During a panel discussion following Dr. Salas’ talk, Dr. John Warner, Executive Vice President for Health System Affairs, said some employees might feel they have less freedom to speak up than others.
One way to deal with this, Dr. Salas said, would be to have the doctor in charge kick off rounds by telling subordinates, “I like to be challenged.” Or a department could put up posters that say, “I’m not perfect,” he suggested.
Dr. Salas complimented UT Southwestern for addressing the issue, saying it is one of the few institutions with the courage to do so.
Employees here have shared goals – a key to success, he said. “You as a culture, as an organization, care about what you do,” Dr. Salas said.
Dr. Warner said UT Southwestern’s commitment to teamwork is what brought him here, and it is “teamwork that has kept me here.”
He listed some of the institution’s recent accomplishments: more than 2,000 COVID-19 outpatients were treated through March 15, in addition to almost as many inpatients. By the end of March, employees had administered more than 225,000 COVID-19 vaccine doses.
Meanwhile, UT Southwestern ranked eighth among the nation’s academic medical centers in the Vizient Quality and Accountability Rankings for patient mortality rates in 2020 and at the top 97th percentile for patient satisfaction by Press Ganey Associates, a company that performs patient surveys.
UT Southwestern completed the third tower of William P. Clements Jr. University Hospital on time in the middle of a pandemic and is now constructing new facilities across the street to add needed space for cancer patient care and brain research, he said. Future plans call for extending UT Southwestern’s reach by building facilities at seven to nine locations throughout North Texas. “We want to be the preferred broad-scale specialty provider in North Texas,” Dr. Warner said.

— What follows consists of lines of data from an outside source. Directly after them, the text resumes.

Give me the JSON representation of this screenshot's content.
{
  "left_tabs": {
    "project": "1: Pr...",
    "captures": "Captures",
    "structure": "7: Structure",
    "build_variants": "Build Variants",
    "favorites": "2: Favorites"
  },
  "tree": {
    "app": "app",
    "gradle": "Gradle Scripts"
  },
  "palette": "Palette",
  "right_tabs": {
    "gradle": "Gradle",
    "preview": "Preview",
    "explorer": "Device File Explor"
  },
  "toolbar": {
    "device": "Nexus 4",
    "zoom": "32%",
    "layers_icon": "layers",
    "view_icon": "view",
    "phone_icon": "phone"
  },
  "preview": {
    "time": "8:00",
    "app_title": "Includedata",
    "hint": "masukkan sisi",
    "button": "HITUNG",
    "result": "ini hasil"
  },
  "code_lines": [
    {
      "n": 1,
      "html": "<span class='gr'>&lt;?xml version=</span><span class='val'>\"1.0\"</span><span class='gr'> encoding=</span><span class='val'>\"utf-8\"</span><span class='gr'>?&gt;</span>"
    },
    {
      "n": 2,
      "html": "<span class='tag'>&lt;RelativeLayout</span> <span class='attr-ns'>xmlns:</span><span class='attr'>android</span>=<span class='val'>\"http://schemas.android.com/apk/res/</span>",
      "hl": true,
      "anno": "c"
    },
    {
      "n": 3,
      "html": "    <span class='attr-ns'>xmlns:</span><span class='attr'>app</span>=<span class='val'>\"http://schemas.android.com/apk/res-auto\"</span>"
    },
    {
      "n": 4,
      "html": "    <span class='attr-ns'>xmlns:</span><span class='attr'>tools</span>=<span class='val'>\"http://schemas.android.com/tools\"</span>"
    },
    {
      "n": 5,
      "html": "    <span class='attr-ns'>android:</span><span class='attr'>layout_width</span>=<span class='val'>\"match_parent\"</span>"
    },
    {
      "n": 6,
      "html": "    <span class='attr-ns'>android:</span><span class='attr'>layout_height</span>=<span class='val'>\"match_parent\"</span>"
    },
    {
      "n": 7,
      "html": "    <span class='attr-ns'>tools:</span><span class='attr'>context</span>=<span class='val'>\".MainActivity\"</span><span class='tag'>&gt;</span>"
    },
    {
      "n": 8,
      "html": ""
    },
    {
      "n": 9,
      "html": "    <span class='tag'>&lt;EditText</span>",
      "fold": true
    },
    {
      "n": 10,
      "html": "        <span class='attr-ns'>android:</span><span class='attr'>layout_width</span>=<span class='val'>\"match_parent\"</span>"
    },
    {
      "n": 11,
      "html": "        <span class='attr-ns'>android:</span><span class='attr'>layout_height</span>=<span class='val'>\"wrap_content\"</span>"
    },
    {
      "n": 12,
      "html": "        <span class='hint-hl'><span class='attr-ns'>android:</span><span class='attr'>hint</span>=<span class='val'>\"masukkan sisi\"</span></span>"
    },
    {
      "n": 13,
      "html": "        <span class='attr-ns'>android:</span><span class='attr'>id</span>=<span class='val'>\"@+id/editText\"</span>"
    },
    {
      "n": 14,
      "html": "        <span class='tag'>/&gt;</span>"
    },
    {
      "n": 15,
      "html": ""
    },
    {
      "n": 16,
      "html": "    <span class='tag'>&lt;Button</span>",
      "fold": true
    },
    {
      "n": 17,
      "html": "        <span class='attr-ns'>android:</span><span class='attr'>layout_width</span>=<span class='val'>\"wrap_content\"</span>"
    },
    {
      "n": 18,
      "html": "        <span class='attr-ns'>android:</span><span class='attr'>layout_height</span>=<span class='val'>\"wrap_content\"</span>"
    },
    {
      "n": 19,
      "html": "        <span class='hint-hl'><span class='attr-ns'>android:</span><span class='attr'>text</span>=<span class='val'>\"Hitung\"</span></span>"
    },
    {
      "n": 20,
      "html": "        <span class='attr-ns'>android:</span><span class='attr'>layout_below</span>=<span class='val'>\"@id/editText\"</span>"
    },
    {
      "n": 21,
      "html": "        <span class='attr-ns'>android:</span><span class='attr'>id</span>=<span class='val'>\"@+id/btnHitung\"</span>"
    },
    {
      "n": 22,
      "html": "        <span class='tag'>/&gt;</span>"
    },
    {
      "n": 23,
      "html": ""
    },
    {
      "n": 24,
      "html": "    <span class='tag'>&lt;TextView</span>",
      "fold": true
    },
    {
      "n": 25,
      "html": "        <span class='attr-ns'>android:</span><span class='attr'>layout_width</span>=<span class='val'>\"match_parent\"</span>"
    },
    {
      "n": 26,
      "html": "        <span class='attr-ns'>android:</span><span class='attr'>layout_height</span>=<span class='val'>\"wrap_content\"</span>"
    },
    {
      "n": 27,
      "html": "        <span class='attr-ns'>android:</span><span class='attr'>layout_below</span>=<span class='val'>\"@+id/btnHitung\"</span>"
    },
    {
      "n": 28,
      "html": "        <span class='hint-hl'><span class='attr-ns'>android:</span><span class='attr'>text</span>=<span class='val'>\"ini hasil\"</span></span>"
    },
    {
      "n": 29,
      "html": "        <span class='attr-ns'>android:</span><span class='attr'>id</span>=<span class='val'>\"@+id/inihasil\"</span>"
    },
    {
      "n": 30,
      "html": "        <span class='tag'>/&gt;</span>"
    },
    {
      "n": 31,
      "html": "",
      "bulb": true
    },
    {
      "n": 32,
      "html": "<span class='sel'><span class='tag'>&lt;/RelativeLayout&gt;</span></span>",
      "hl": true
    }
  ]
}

A video featuring the parents of quadruplets born at UTSW last summer provided an example of how good teamwork can impact patients.
Faced with a couple expecting four babies, doctors came up with a plan, said Dr. Becky Ennis, Associate Professor of Pediatrics. When the big day arrived, there were three health care providers ready to focus on each new life, she said.
“I have beautiful, healthy baby boys, and I don’t know if that would have been possible if it weren’t for UT Southwestern,” their mom, Katie Sturm, said in the video.